◆ EXERCISE ◆
For each line of the listing below that contains the string "mois", copy the line.

◆ INFORMATION SUPPLIED ◆
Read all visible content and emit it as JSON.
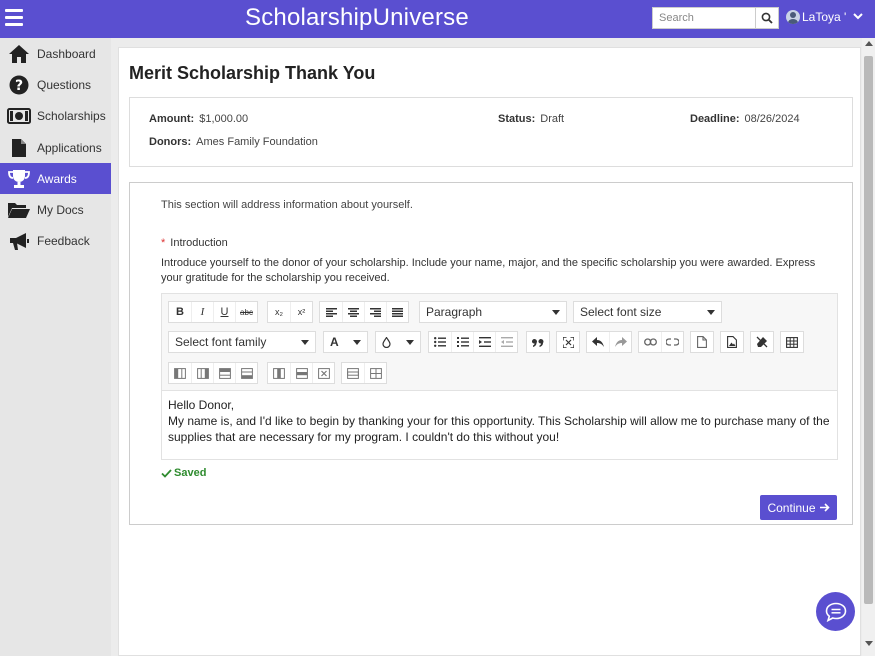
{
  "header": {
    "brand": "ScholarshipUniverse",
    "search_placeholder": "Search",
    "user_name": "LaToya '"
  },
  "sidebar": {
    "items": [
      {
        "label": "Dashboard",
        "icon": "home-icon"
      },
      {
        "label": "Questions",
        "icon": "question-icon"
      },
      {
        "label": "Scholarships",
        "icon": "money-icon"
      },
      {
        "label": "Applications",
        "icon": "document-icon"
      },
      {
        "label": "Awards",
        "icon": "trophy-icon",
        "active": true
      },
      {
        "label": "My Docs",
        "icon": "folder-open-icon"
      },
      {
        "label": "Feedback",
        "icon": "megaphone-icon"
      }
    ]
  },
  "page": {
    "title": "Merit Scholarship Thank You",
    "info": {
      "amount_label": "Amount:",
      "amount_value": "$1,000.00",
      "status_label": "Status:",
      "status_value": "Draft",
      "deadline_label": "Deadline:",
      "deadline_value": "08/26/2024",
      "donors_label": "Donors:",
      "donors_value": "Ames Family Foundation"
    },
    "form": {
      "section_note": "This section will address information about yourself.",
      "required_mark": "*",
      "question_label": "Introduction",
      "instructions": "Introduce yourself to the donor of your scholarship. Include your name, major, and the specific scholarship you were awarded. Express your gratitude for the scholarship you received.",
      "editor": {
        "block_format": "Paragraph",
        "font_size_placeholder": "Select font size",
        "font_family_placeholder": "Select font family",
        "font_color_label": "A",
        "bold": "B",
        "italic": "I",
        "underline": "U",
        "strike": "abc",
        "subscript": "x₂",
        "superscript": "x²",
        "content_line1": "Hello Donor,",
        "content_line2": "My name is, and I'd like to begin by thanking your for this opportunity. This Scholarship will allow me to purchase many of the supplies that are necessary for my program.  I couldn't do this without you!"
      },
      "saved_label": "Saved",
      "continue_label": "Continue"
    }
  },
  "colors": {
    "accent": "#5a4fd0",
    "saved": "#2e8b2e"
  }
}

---

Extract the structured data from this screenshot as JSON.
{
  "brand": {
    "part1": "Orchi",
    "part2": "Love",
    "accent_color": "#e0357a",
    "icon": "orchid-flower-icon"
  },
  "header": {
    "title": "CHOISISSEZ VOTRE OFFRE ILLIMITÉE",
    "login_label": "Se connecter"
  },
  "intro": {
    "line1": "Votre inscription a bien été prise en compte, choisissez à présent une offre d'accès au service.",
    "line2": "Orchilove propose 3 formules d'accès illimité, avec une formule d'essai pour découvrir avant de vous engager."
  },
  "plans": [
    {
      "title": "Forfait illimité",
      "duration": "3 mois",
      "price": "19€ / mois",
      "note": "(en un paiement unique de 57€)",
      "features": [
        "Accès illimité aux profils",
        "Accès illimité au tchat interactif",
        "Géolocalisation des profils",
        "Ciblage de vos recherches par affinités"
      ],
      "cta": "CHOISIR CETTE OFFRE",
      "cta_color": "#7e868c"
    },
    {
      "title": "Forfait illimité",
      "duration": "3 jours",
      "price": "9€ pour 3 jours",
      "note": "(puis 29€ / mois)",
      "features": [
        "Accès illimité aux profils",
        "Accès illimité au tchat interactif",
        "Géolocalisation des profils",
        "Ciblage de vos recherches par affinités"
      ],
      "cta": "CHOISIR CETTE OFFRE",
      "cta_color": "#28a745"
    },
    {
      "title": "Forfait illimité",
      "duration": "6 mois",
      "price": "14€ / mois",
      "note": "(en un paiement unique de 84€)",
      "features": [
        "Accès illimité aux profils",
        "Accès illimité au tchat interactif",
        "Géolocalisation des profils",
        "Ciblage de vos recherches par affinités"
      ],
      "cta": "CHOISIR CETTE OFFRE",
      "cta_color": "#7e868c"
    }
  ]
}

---

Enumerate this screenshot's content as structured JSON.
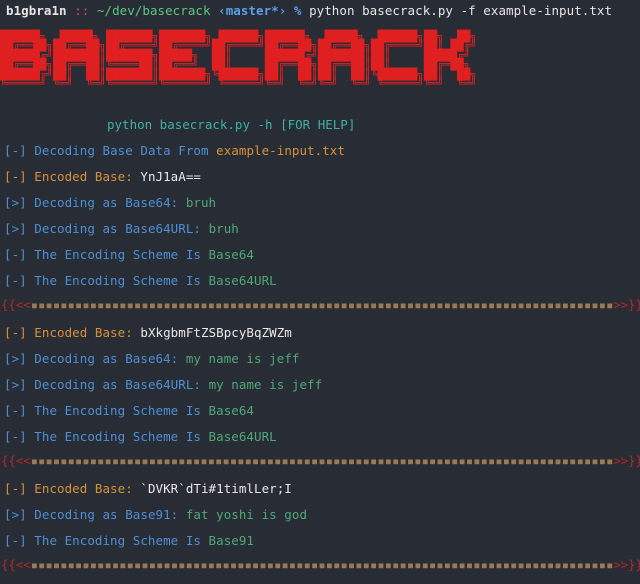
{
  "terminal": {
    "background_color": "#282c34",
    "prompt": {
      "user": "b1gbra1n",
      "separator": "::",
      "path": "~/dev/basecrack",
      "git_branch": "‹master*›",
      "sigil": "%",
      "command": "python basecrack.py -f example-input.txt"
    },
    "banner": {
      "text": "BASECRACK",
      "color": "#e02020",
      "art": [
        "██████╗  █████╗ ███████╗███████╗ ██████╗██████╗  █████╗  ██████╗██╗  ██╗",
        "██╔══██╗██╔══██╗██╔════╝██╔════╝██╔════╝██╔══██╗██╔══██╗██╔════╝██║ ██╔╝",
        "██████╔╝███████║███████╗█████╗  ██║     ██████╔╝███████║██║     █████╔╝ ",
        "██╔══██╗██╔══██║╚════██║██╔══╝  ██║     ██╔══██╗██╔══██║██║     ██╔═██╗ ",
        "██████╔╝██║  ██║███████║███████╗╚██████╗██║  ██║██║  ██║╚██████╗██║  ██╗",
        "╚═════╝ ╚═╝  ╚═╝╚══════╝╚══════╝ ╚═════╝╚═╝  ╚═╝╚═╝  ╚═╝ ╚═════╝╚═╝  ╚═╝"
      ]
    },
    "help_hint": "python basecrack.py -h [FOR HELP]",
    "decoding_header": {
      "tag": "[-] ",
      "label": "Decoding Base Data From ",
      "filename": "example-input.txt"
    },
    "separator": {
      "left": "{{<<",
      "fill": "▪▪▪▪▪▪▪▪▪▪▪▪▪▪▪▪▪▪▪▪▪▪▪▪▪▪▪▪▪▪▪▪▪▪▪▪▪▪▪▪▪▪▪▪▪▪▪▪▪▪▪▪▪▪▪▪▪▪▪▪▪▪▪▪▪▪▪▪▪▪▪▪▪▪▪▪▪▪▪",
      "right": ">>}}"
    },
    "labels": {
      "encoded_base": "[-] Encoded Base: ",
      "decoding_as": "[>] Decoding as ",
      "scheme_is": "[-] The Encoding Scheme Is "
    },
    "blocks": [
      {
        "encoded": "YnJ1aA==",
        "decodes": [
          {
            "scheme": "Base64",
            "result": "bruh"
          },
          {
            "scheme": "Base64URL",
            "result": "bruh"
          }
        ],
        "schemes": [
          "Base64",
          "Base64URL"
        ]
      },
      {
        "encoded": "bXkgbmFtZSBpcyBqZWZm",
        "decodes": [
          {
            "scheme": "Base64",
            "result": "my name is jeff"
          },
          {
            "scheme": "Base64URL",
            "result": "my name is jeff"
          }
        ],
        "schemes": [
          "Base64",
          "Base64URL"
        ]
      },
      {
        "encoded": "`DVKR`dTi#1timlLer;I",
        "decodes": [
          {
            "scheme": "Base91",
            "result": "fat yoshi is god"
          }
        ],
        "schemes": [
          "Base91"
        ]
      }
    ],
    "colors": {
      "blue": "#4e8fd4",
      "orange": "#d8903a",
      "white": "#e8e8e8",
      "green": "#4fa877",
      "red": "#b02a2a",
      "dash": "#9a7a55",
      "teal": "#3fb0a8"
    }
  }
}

◆ WRITTEN SOLUTION ◆
      "duration": "3 mois",
      "price": "19€ / mois",
      "note": "(puis 29€ / mois)",
      "duration": "6 mois",
      "price": "14€ / mois",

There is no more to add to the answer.